27 January 2014

17 Story Water Slide?

This doesn't seem right or even possible.  The video is pretty cool.  17 story tall water slide that is pretty much a straight drop.  And then a bump afterwards...which as I thought about it, you'd be going so fast (~60 mph) that how would you not take flight coming off that hump?  And the slide is open-air, nothing to hold you in! Maybe it's the weight of four people in the tube? Too many questions.  Opens this summer in Kansas City.  Who's in!?


  1. Nobody related to us!!!!!!!!!!!!!!!!!!!!!!!!!

  2. Thanks this post completely diverted my last 30 min.

  3. If you didn't catch it, the name of the slide means 'insane' in German. I thought that sounded pretty accurate. I was also amazed by the height and drop angle so I ran some 'what-if' calculations and here's what I found:

    Using the two best side-angle photos I could find of the slide I measured the base, start-the-drop, and return-to-earth-points of the triangle. Nicely worked out to be a 30,60,90 triangle. Which means ZOOM. Thanks to BareNakedLadies we all know that a regular free fall results in acceleration of 9.8 m/s^2 This slide (in a frictionless world) generates ~ 7.2m/s^2. The report 178 foot drop? It takes 3.8 seconds. (v. the 3.3 seconds if you just bailed off the side).

    Adding in the friction muddies things up a bit since we don't know what it's made of exactly. Assuming some poly-something and rubber with water lubricating we're looking at coeff of ~ .2 to .1 (skates on ice = .04, which you can also achieve with teflon on most surfaces). This slows us down, but not much: 7.26 m/s^2 or 80mph at the base.

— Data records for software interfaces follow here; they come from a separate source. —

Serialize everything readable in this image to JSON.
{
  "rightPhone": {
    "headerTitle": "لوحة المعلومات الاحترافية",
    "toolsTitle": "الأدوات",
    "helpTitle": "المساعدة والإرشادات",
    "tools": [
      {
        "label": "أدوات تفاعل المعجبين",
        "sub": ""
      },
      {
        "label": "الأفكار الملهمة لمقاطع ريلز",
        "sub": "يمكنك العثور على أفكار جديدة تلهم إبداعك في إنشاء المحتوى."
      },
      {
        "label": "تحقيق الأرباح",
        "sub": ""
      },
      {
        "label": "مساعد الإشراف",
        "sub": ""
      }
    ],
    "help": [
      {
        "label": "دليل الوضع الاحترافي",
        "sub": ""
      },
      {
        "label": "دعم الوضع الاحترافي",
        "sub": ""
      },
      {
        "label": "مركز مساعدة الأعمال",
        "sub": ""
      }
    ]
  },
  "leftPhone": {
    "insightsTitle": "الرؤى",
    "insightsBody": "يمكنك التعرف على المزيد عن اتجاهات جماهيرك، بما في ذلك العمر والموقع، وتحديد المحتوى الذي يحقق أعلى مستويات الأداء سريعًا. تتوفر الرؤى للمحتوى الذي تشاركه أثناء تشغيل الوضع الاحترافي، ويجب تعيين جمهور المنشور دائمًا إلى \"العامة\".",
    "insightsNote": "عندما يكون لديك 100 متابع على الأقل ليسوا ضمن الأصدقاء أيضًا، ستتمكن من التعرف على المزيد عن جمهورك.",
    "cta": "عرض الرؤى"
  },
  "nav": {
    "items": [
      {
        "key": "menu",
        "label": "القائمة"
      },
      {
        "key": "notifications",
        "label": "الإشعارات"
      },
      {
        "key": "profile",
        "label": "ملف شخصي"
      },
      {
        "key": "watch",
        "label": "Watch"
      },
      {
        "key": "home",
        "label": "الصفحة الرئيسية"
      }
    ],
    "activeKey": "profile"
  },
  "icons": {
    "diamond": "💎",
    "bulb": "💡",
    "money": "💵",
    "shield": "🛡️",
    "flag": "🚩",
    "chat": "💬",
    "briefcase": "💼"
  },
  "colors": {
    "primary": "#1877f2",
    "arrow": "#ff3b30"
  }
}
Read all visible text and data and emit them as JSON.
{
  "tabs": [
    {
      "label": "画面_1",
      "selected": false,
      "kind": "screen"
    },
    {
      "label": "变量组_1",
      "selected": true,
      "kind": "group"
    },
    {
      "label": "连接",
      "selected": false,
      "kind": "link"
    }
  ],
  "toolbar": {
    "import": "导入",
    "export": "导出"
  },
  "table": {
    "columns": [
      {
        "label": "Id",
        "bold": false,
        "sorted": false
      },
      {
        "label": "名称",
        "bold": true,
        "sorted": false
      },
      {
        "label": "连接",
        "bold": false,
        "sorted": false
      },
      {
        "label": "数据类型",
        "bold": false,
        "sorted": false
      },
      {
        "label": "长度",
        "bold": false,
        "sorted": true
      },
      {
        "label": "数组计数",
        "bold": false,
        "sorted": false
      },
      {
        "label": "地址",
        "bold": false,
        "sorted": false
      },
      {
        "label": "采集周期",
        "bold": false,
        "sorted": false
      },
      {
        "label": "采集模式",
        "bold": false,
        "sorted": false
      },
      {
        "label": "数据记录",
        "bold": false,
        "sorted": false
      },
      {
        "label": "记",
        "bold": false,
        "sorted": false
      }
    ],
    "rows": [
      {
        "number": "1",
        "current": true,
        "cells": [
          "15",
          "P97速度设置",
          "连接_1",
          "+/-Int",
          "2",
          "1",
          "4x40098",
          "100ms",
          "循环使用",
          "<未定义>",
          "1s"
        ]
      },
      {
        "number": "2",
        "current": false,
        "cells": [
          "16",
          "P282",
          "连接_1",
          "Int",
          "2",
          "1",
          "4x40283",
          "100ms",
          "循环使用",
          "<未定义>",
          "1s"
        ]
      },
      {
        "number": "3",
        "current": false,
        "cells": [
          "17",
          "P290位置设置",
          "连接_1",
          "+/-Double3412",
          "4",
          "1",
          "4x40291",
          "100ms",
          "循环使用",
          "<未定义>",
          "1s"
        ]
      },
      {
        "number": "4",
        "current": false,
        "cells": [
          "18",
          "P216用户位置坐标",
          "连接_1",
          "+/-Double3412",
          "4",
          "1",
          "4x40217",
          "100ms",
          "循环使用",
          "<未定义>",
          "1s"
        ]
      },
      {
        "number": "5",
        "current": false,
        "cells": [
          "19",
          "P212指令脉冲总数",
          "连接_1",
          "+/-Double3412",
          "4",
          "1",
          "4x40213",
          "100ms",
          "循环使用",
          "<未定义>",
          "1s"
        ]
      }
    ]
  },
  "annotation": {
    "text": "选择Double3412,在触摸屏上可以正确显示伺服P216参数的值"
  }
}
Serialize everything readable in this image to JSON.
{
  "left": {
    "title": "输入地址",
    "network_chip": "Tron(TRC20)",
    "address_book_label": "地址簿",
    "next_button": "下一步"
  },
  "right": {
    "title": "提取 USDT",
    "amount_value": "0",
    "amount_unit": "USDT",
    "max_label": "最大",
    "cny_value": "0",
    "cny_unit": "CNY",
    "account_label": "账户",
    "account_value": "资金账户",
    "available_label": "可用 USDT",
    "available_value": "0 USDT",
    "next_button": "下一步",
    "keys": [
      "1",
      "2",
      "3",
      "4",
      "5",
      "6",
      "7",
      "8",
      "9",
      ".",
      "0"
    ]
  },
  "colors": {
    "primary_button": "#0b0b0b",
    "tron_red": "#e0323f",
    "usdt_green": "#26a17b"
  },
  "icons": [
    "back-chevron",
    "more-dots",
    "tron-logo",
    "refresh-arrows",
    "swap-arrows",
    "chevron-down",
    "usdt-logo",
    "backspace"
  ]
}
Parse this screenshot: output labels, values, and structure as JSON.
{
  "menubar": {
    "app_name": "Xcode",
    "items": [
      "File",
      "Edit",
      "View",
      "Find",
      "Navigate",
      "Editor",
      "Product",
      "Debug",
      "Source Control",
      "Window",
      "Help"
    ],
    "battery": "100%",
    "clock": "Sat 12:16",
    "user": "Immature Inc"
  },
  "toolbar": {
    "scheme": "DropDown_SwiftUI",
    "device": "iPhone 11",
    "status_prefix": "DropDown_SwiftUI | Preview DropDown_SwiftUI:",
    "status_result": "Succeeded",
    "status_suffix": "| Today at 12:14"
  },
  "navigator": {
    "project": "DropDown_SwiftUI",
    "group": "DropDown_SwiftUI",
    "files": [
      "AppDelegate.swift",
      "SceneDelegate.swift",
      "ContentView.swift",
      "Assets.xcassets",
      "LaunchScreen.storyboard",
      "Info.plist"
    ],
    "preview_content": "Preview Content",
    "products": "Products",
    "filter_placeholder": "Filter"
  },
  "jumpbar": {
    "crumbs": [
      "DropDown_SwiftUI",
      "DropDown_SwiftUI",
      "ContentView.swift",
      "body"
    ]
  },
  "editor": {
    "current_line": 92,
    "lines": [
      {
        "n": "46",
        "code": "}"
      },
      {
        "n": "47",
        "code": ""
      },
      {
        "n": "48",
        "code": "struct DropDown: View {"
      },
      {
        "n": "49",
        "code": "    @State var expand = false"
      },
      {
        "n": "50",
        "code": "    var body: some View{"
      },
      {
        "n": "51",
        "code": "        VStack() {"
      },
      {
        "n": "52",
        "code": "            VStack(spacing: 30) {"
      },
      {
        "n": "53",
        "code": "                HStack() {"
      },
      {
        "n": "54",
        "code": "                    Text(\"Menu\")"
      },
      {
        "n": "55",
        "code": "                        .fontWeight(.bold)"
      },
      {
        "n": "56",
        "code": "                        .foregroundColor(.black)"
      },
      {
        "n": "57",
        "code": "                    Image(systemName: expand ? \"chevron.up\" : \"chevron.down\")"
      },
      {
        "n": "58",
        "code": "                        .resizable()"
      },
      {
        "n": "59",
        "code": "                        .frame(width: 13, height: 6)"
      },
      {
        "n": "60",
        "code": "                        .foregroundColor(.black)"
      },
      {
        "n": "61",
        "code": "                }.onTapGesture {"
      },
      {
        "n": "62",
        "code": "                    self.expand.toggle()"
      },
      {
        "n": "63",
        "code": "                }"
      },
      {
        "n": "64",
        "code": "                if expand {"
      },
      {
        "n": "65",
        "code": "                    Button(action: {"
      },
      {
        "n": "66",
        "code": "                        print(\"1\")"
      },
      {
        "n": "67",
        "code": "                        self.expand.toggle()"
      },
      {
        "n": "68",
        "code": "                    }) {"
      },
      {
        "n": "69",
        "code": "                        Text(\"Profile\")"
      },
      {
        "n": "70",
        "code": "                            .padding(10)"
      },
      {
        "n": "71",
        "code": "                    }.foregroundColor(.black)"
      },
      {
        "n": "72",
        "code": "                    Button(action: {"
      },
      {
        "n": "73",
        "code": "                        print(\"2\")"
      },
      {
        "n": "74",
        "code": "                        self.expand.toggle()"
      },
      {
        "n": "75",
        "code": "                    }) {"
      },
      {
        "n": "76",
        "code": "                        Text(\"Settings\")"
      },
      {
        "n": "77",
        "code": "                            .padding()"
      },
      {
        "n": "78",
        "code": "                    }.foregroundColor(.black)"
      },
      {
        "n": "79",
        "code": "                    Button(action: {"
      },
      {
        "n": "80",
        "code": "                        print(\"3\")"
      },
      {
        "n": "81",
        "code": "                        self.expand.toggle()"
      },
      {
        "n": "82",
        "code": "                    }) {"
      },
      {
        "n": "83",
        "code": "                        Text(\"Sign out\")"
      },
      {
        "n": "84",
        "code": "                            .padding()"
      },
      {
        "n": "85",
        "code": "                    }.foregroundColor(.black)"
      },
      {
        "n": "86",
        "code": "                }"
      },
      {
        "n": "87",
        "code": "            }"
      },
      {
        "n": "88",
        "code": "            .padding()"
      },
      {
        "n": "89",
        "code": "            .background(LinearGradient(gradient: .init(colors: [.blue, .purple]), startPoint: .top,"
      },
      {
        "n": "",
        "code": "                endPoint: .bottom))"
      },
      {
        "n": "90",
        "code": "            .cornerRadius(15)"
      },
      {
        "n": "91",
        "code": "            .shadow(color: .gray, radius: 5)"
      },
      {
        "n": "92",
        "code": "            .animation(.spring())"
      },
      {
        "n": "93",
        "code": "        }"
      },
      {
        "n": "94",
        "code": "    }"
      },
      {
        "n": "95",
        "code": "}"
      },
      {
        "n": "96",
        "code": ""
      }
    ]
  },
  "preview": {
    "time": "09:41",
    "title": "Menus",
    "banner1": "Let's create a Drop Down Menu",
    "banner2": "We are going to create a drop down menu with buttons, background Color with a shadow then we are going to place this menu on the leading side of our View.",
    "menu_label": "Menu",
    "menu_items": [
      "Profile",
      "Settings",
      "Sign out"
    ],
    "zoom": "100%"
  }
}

  4. whoops. the frictionless acceleration is actually 8.5.

  5. :) I KNEW when I was writing the post and posed that question that you would attempt to solve for X.
    Love the problem-solving.
    So here's the follow up question...if going 65 mph will a tube achieve seperation coming over the top of the second hump.

  6. Exactly why none of you will be on it.